Since the start of military action in North East Syria (NES) on 9 October 2019 14,779 individuals have crossed into the KR-I seeking refuge.
1,565 Syrian refugees have obtained clearance to reunite with family members resident in KR-I
Reflecting the dynamic nature of displacement and based upon protection assessments conducted by, a total of 196 new arrivals have voluntarily returned to Syria.
Recent military operations in North East Syria forced thousands of people to flee their homes and to seek safety across the border in neighbouring Iraq. As of 9 November 2019, some 14,779 Syrian refugees have crossed into the Kurdistan Region of Iraq. Most new arrivals are originally from Ras al Ain and Ain Al Arab, followed by Qamishli and Darbasiyah.

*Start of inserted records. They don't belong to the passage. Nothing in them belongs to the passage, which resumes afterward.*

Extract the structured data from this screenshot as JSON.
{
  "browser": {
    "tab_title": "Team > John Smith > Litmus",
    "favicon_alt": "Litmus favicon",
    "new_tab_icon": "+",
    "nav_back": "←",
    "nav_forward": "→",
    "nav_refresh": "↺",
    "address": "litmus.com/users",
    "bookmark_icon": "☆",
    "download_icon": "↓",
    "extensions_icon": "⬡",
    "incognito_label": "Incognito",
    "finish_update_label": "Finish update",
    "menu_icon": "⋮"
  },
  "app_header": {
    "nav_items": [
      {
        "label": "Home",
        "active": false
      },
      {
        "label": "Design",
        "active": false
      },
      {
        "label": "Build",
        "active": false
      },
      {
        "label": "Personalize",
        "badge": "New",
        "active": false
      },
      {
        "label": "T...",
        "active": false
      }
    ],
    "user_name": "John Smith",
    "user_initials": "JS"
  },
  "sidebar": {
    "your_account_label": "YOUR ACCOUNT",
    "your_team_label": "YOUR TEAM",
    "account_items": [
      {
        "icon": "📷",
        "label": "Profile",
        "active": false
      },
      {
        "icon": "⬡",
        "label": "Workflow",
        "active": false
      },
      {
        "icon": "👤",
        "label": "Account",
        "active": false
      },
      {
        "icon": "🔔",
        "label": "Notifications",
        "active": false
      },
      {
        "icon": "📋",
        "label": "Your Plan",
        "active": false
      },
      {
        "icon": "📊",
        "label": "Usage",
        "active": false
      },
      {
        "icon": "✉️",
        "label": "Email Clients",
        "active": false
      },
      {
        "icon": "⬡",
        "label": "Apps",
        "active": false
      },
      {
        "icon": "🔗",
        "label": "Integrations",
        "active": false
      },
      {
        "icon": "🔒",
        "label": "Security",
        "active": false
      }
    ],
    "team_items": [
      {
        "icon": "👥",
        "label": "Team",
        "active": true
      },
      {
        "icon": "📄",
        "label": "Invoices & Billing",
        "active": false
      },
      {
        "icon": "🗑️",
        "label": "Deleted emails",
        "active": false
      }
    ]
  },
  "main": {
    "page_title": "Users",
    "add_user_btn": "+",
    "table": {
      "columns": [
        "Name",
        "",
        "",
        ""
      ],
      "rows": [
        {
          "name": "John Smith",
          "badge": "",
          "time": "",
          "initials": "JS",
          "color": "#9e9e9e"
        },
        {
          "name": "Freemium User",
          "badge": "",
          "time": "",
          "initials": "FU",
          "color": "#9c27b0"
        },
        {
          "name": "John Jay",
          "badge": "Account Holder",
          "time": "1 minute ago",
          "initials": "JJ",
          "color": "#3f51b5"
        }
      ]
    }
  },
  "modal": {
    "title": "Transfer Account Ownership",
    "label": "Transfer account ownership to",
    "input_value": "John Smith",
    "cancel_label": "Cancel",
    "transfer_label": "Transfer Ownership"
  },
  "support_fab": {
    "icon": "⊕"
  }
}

Prior to the influx, there were five informal crossing points through which Syrian refugees entered Iraq, the most used ones being Sehela and Al-Walid. KR-I authorities have confirmed that all five crossing points remain open for families seeking refuge. As of 25 October, however, all individuals entering the KR-I through any of these points are redirected by the KR-I security service, Assayesh, to Sehela transit site where they go through an initial security screening. After this screening, new arrivals are transported to refugee camps based on shelter availability and instructions provided by local authorities.
The number of daily arrivals into the KR-I over the past week has significantly decreased with a new average of around 163 individuals per day. New arrivals are reporting tighter security controls at the border, while others believe that as the situation appears calmer people are cautiously waiting before deciding whether to leave their homes and villages. New arrivals entering the KR-I continue to report paying smugglers around USD 250 USD per person to help them reach the border.
Since the beginning of the emergency, two camps have been designated to host the new arrivals -- Bardarash Refugee Camp, which previously hosted internally displaced Iraqis; and Gawilan Refugee Camp, which already hosts over 7,000 Syrian refugees who fled to Iraq prior to this emergency. As both locations are now reaching full capacity, the authorities in Dohuk Governorate are identifying an additional site to accommodate new arrivals. As of 9 November 2019, out of the total 14,779 Syrian refugees who have entered the KR-I, over 12,000 individuals are hosted in Bardarash Refugee Camp, and over 2,000 new refugees are in Gawilan Refugee Camp.
Reunification of newly arrived refugees with relatives outside these two camps continues. With the support of the Assayesh, 1,565 refugees have so far been cleared to leave the camps to reunite with relatives already residing in the KR-I or to obtain specialized care. At the same time, reflecting the dynamic nature of displacement and following protection assessments conducted by UNHCR, a total of 196 new arrivals have already voluntarily returned to Syria.
Humanitarian actors and local authorities responding to this emergency continue to work closely and collaboratively to meet the needs of the new arrivals. Based upon current assessments of the situation in Syria and the rate of new arrivals, it is possible that the situation may expand beyond the Duhok Governorate. he response and coordination efforts will be integrated under the existing Regional Refugee and Resilience Plan (3RP) framework.